• • •
When I visit New York, Bringley is spending his days down at the Battery, researching a new tour (in addition to the Met tour he now offers) about the New York of Walt Whitman and Herman Melville. He suggests meeting at Fraunces Tavern, the oldest standing structure in Manhattan, and he brings that place alive for me, too, showing me the Long Room, where George Washington gave a toast to “civil and religious liberty” in 1776 and his Farewell Address to his generals when the British left.
Bringley’s gift is to make the scholarly approachable—and delightful. In that decade at the Met, he developed a method. Rather than hunt for some extraordinary characteristic highlighted by the experts, he does nothing, just stares, spending those first minutes in a work of art’s presence by absorbing all he can without attaching any initial judgment, and he refuses to worry about what the art-world elite think. “If you want to know if something is funny, see if it makes you laugh. If you want to know if a painting is beautiful, see if it evokes an equivalent response, one as definite as laughter though usually quieter and shyer to emerge.”
We are all trained to think of the Met as a museum about art history, he says, “and people might not be interested in that.” They read the precise facts on an accompanying card and feel removed from the art, unable to make sense of it the way a curator could. “But this stuff is about life and death and the gods and the mysteries of existence! In ninety-nine out of one hundred cases, the artist wasn’t making something to be looked at in a museum. They were making an altar or something with a function, and they would want you to be engaging with what it is about.”
I have not been to the Met in three decades, I confess.

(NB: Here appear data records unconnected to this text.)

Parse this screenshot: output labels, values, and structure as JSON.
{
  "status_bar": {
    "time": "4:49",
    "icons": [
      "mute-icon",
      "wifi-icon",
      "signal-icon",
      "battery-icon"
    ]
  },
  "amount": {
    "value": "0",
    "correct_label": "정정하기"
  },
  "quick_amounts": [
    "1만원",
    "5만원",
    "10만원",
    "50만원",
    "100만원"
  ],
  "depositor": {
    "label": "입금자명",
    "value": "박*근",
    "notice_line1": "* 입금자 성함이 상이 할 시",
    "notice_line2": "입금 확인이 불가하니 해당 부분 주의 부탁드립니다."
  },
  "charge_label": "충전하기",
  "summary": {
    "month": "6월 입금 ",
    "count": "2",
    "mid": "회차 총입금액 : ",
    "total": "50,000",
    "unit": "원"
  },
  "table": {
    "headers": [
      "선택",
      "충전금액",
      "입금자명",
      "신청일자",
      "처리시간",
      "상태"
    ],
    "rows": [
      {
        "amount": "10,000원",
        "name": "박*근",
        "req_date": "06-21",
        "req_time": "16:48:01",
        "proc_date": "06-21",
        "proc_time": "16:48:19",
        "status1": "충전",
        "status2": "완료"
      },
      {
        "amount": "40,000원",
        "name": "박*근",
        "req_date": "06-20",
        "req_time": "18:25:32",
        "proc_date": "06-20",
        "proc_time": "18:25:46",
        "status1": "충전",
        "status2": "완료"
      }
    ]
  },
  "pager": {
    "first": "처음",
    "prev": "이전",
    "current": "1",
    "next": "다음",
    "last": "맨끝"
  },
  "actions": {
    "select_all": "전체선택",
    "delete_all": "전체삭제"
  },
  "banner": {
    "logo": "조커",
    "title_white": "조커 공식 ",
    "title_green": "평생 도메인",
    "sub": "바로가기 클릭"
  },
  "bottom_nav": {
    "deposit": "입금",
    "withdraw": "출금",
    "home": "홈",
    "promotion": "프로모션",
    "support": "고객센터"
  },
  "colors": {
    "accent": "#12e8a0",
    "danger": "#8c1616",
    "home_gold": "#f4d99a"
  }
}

“When you go, first, just wander and get lost,” he advises. “Give yourself time to be awed. That’s what the Met is: vastness. Then identify something you’re drawn to. I always recommend that people pick favorites. Make sure you leave that place with something that is meaningful to you.”
So simple. And done so seldom.
All the Beauty in the World was published this spring and reviewed as “stunning,” “profound,” “moving” and “empathic.” “The Met is a place where, with your own eyes, you can see what fellow fallible humans have made of the world that you live in,” Bringley writes. “You’re qualified to weigh in on the biggest questions artworks raise. So under the cover of no one hearing your thoughts, think brave thoughts, searching thoughts, painful thoughts, and maybe foolish thoughts, not to arrive at right answers but to better understand the human mind and heart.”
Read more by Jeannette Cooperman here.